Subject Author Date
Re: cmod inherit question Henrik_Grubbström <grubba[at]roxen[dot]com> 10-11-2009
On Tue, 10 Nov 2009, Johan Björklund wrote:

> A few things. The best way to know what CMOD does is to examine the generated 
> .c file and find the macros generated there.
> The "THIS" macro is defined within each PIKECLASS block to cast the 
> storage-pointer of the "this" object to the struct defining the member 
> variables. That is why you can use -> references in c.
> However, on the c-level, all object-type PIKEVARs are defined struct *object.
>> I know, the structure is not initialized. But where and how to do that? I 
>> tried something like
>>    THIS->Info = HostApiInfo();
> This would be:
> THIS->Info = low_clone(HostApiInfo_program);
> call_c_initalizers(THIS->Info);

A more common case would be to use clone_object() (which calls 
call_c_initializers() (and call_pike_initializers()) for you)
instead of low_clone().

> When you use reference types such as objects and strings in CMOD, you must 
> initalize them, otherwise they will blow up in pike:
> PIKECLASS HostApiInfo {
>   PIKEVAR string name;
>    INIT{
>     THIS->name = NULL;
>   }
>     EXIT{
>     if (THIS->name != NULL) free_string(THIS->name);
>   }
> }
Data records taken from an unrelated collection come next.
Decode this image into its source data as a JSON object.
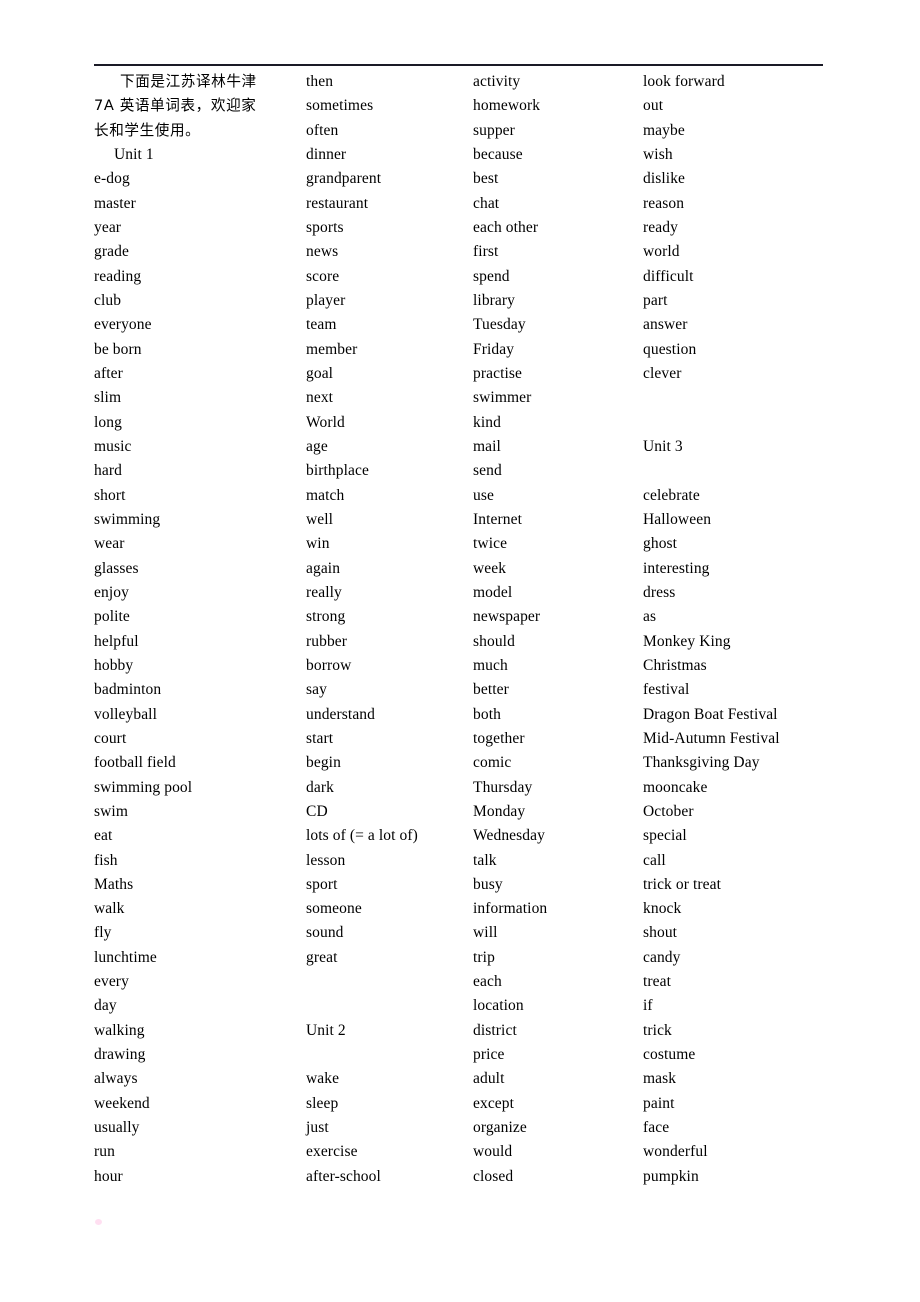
{
  "document": {
    "title": "7A 英语单词表",
    "rule_color": "#1a1a26",
    "background_color": "#ffffff",
    "text_color": "#000000"
  },
  "intro": {
    "line1": "下面是江苏译林牛津",
    "line2": "7A 英语单词表，欢迎家",
    "line3": "长和学生使用。"
  },
  "headings": {
    "unit1": "Unit 1",
    "unit2": "Unit 2",
    "unit3": "Unit 3"
  },
  "columns": [
    {
      "id": "column-1",
      "entries": [
        {
          "text": "下面是江苏译林牛津",
          "style": "cn indent"
        },
        {
          "text": "7A 英语单词表，欢迎家",
          "style": "cn"
        },
        {
          "text": "长和学生使用。",
          "style": "cn"
        },
        {
          "text": "Unit 1",
          "style": "unit indent-sm"
        },
        {
          "text": "e-dog",
          "style": ""
        },
        {
          "text": "master",
          "style": ""
        },
        {
          "text": "year",
          "style": ""
        },
        {
          "text": "grade",
          "style": ""
        },
        {
          "text": "reading",
          "style": ""
        },
        {
          "text": "club",
          "style": ""
        },
        {
          "text": "everyone",
          "style": ""
        },
        {
          "text": "be born",
          "style": ""
        },
        {
          "text": "after",
          "style": ""
        },
        {
          "text": "slim",
          "style": ""
        },
        {
          "text": "long",
          "style": ""
        },
        {
          "text": "music",
          "style": ""
        },
        {
          "text": "hard",
          "style": ""
        },
        {
          "text": "short",
          "style": ""
        },
        {
          "text": "swimming",
          "style": ""
        },
        {
          "text": "wear",
          "style": ""
        },
        {
          "text": "glasses",
          "style": ""
        },
        {
          "text": "enjoy",
          "style": ""
        },
        {
          "text": "polite",
          "style": ""
        },
        {
          "text": "helpful",
          "style": ""
        },
        {
          "text": "hobby",
          "style": ""
        },
        {
          "text": "badminton",
          "style": ""
        },
        {
          "text": "volleyball",
          "style": ""
        },
        {
          "text": "court",
          "style": ""
        },
        {
          "text": "football field",
          "style": ""
        },
        {
          "text": "swimming pool",
          "style": ""
        },
        {
          "text": "swim",
          "style": ""
        },
        {
          "text": "eat",
          "style": ""
        },
        {
          "text": "fish",
          "style": ""
        },
        {
          "text": "Maths",
          "style": ""
        },
        {
          "text": "walk",
          "style": ""
        },
        {
          "text": "fly",
          "style": ""
        },
        {
          "text": "lunchtime",
          "style": ""
        },
        {
          "text": "every",
          "style": ""
        },
        {
          "text": "day",
          "style": ""
        },
        {
          "text": "walking",
          "style": ""
        },
        {
          "text": "drawing",
          "style": ""
        },
        {
          "text": "always",
          "style": ""
        },
        {
          "text": "weekend",
          "style": ""
        },
        {
          "text": "usually",
          "style": ""
        },
        {
          "text": "run",
          "style": ""
        },
        {
          "text": "hour",
          "style": ""
        }
      ]
    },
    {
      "id": "column-2",
      "entries": [
        {
          "text": "then",
          "style": ""
        },
        {
          "text": "sometimes",
          "style": ""
        },
        {
          "text": "often",
          "style": ""
        },
        {
          "text": "dinner",
          "style": ""
        },
        {
          "text": "grandparent",
          "style": ""
        },
        {
          "text": "restaurant",
          "style": ""
        },
        {
          "text": "sports",
          "style": ""
        },
        {
          "text": "news",
          "style": ""
        },
        {
          "text": "score",
          "style": ""
        },
        {
          "text": "player",
          "style": ""
        },
        {
          "text": "team",
          "style": ""
        },
        {
          "text": "member",
          "style": ""
        },
        {
          "text": "goal",
          "style": ""
        },
        {
          "text": "next",
          "style": ""
        },
        {
          "text": "World",
          "style": ""
        },
        {
          "text": "age",
          "style": ""
        },
        {
          "text": "birthplace",
          "style": ""
        },
        {
          "text": "match",
          "style": ""
        },
        {
          "text": "well",
          "style": ""
        },
        {
          "text": "win",
          "style": ""
        },
        {
          "text": "again",
          "style": ""
        },
        {
          "text": "really",
          "style": ""
        },
        {
          "text": "strong",
          "style": ""
        },
        {
          "text": "rubber",
          "style": ""
        },
        {
          "text": "borrow",
          "style": ""
        },
        {
          "text": "say",
          "style": ""
        },
        {
          "text": "understand",
          "style": ""
        },
        {
          "text": "start",
          "style": ""
        },
        {
          "text": "begin",
          "style": ""
        },
        {
          "text": "dark",
          "style": ""
        },
        {
          "text": "CD",
          "style": ""
        },
        {
          "text": "lots of (= a lot of)",
          "style": ""
        },
        {
          "text": "lesson",
          "style": ""
        },
        {
          "text": "sport",
          "style": ""
        },
        {
          "text": "someone",
          "style": ""
        },
        {
          "text": "sound",
          "style": ""
        },
        {
          "text": "great",
          "style": ""
        },
        {
          "text": "",
          "style": "blank"
        },
        {
          "text": "",
          "style": "blank"
        },
        {
          "text": "Unit 2",
          "style": "unit"
        },
        {
          "text": "",
          "style": "blank"
        },
        {
          "text": "wake",
          "style": ""
        },
        {
          "text": "sleep",
          "style": ""
        },
        {
          "text": "just",
          "style": ""
        },
        {
          "text": "exercise",
          "style": ""
        },
        {
          "text": "after-school",
          "style": ""
        }
      ]
    },
    {
      "id": "column-3",
      "entries": [
        {
          "text": "activity",
          "style": ""
        },
        {
          "text": "homework",
          "style": ""
        },
        {
          "text": "supper",
          "style": ""
        },
        {
          "text": "because",
          "style": ""
        },
        {
          "text": "best",
          "style": ""
        },
        {
          "text": "chat",
          "style": ""
        },
        {
          "text": "each other",
          "style": ""
        },
        {
          "text": "first",
          "style": ""
        },
        {
          "text": "spend",
          "style": ""
        },
        {
          "text": "library",
          "style": ""
        },
        {
          "text": "Tuesday",
          "style": ""
        },
        {
          "text": "Friday",
          "style": ""
        },
        {
          "text": "practise",
          "style": ""
        },
        {
          "text": "swimmer",
          "style": ""
        },
        {
          "text": "kind",
          "style": ""
        },
        {
          "text": "mail",
          "style": ""
        },
        {
          "text": "send",
          "style": ""
        },
        {
          "text": "use",
          "style": ""
        },
        {
          "text": "Internet",
          "style": ""
        },
        {
          "text": "twice",
          "style": ""
        },
        {
          "text": "week",
          "style": ""
        },
        {
          "text": "model",
          "style": ""
        },
        {
          "text": "newspaper",
          "style": ""
        },
        {
          "text": "should",
          "style": ""
        },
        {
          "text": "much",
          "style": ""
        },
        {
          "text": "better",
          "style": ""
        },
        {
          "text": "both",
          "style": ""
        },
        {
          "text": "together",
          "style": ""
        },
        {
          "text": "comic",
          "style": ""
        },
        {
          "text": "Thursday",
          "style": ""
        },
        {
          "text": "Monday",
          "style": ""
        },
        {
          "text": "Wednesday",
          "style": ""
        },
        {
          "text": "talk",
          "style": ""
        },
        {
          "text": "busy",
          "style": ""
        },
        {
          "text": "information",
          "style": ""
        },
        {
          "text": "will",
          "style": ""
        },
        {
          "text": "trip",
          "style": ""
        },
        {
          "text": "each",
          "style": ""
        },
        {
          "text": "location",
          "style": ""
        },
        {
          "text": "district",
          "style": ""
        },
        {
          "text": "price",
          "style": ""
        },
        {
          "text": "adult",
          "style": ""
        },
        {
          "text": "except",
          "style": ""
        },
        {
          "text": "organize",
          "style": ""
        },
        {
          "text": "would",
          "style": ""
        },
        {
          "text": "closed",
          "style": ""
        }
      ]
    },
    {
      "id": "column-4",
      "entries": [
        {
          "text": "look forward",
          "style": ""
        },
        {
          "text": "out",
          "style": ""
        },
        {
          "text": "maybe",
          "style": ""
        },
        {
          "text": "wish",
          "style": ""
        },
        {
          "text": "dislike",
          "style": ""
        },
        {
          "text": "reason",
          "style": ""
        },
        {
          "text": "ready",
          "style": ""
        },
        {
          "text": "world",
          "style": ""
        },
        {
          "text": "difficult",
          "style": ""
        },
        {
          "text": "part",
          "style": ""
        },
        {
          "text": "answer",
          "style": ""
        },
        {
          "text": "question",
          "style": ""
        },
        {
          "text": "clever",
          "style": ""
        },
        {
          "text": "",
          "style": "blank"
        },
        {
          "text": "",
          "style": "blank"
        },
        {
          "text": "Unit 3",
          "style": "unit"
        },
        {
          "text": "",
          "style": "blank"
        },
        {
          "text": "celebrate",
          "style": ""
        },
        {
          "text": "Halloween",
          "style": ""
        },
        {
          "text": "ghost",
          "style": ""
        },
        {
          "text": "interesting",
          "style": ""
        },
        {
          "text": "dress",
          "style": ""
        },
        {
          "text": "as",
          "style": ""
        },
        {
          "text": "Monkey King",
          "style": ""
        },
        {
          "text": "Christmas",
          "style": ""
        },
        {
          "text": "festival",
          "style": ""
        },
        {
          "text": "Dragon Boat Festival",
          "style": ""
        },
        {
          "text": "Mid-Autumn Festival",
          "style": ""
        },
        {
          "text": "Thanksgiving Day",
          "style": ""
        },
        {
          "text": "mooncake",
          "style": ""
        },
        {
          "text": "October",
          "style": ""
        },
        {
          "text": "special",
          "style": ""
        },
        {
          "text": "call",
          "style": ""
        },
        {
          "text": "trick or treat",
          "style": ""
        },
        {
          "text": "knock",
          "style": ""
        },
        {
          "text": "shout",
          "style": ""
        },
        {
          "text": "candy",
          "style": ""
        },
        {
          "text": "treat",
          "style": ""
        },
        {
          "text": "if",
          "style": ""
        },
        {
          "text": "trick",
          "style": ""
        },
        {
          "text": "costume",
          "style": ""
        },
        {
          "text": "mask",
          "style": ""
        },
        {
          "text": "paint",
          "style": ""
        },
        {
          "text": "face",
          "style": ""
        },
        {
          "text": "wonderful",
          "style": ""
        },
        {
          "text": "pumpkin",
          "style": ""
        }
      ]
    }
  ]
}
Actually, PIKEVARs are automatically initialized (to 0, NULL or 0.0 
depending on type) and freed on exit, so both INIT and EXIT in the above 
example are redundant. CVARs on the other hand are NOT initialized 
or freed automatically (unless they've been mapped by hand), and will need 
INIT and EXIT code.

> You should use a pike compiled with the "--with-checker" option. Otherwise 
> you won't see your memory problems.
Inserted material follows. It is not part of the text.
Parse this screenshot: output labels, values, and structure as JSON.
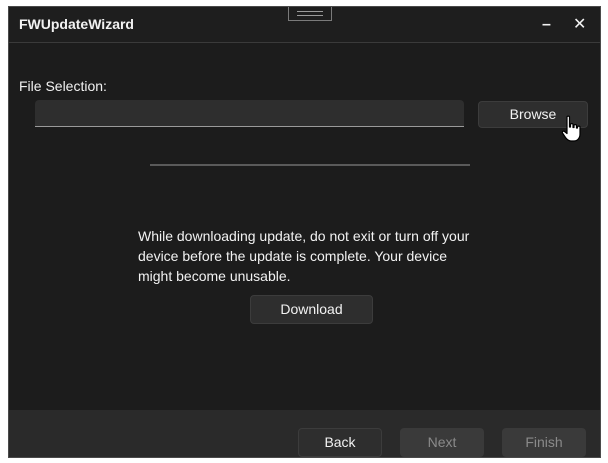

Not quite; --with-checker adds some code to simplify analysis by C-level 
code checkers (eg valgrind, purify, coverity etc). Most consistency checks 
are added by --with-rtldebug (runtime-level debug).
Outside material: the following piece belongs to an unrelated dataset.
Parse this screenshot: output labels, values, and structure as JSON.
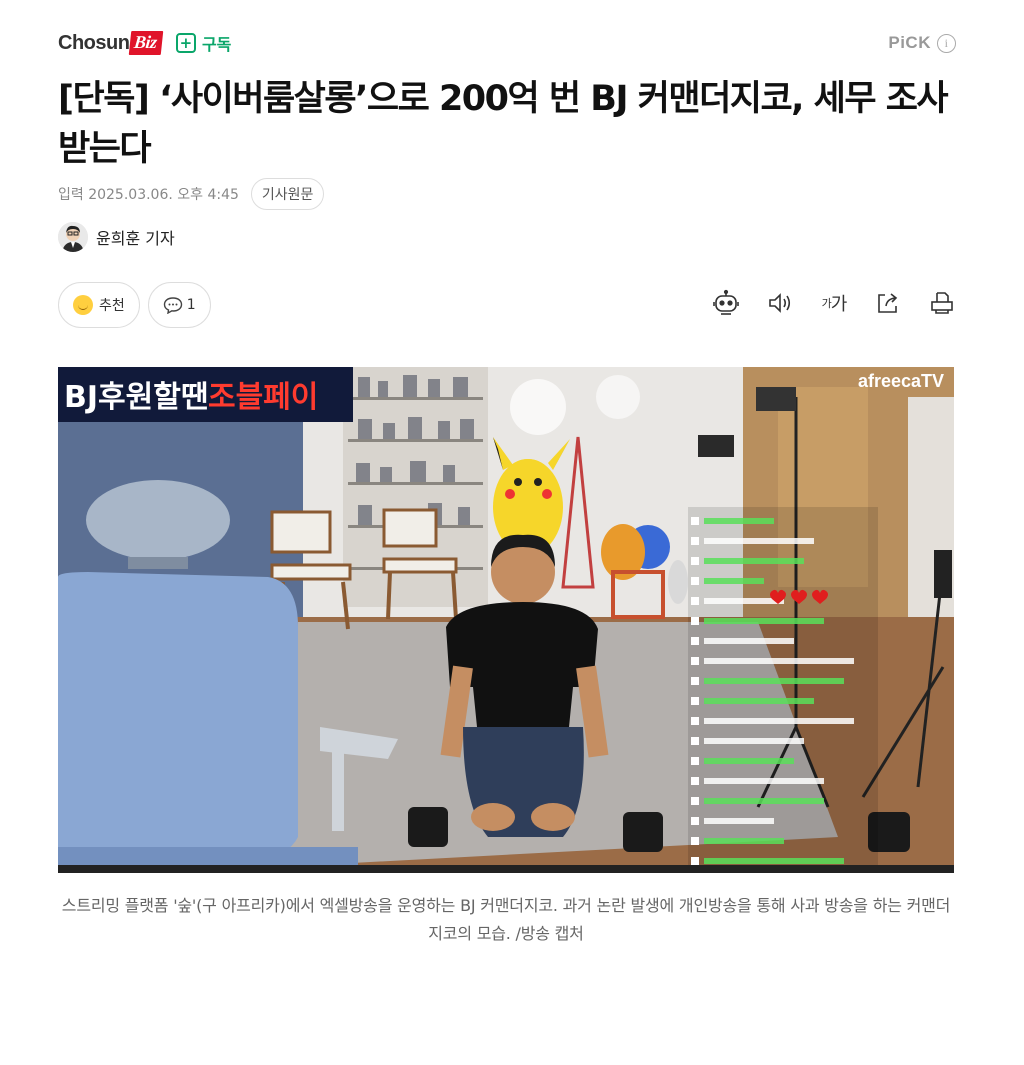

Henrik Grubbström					<grubba[at]>
Roxen Internet Software AB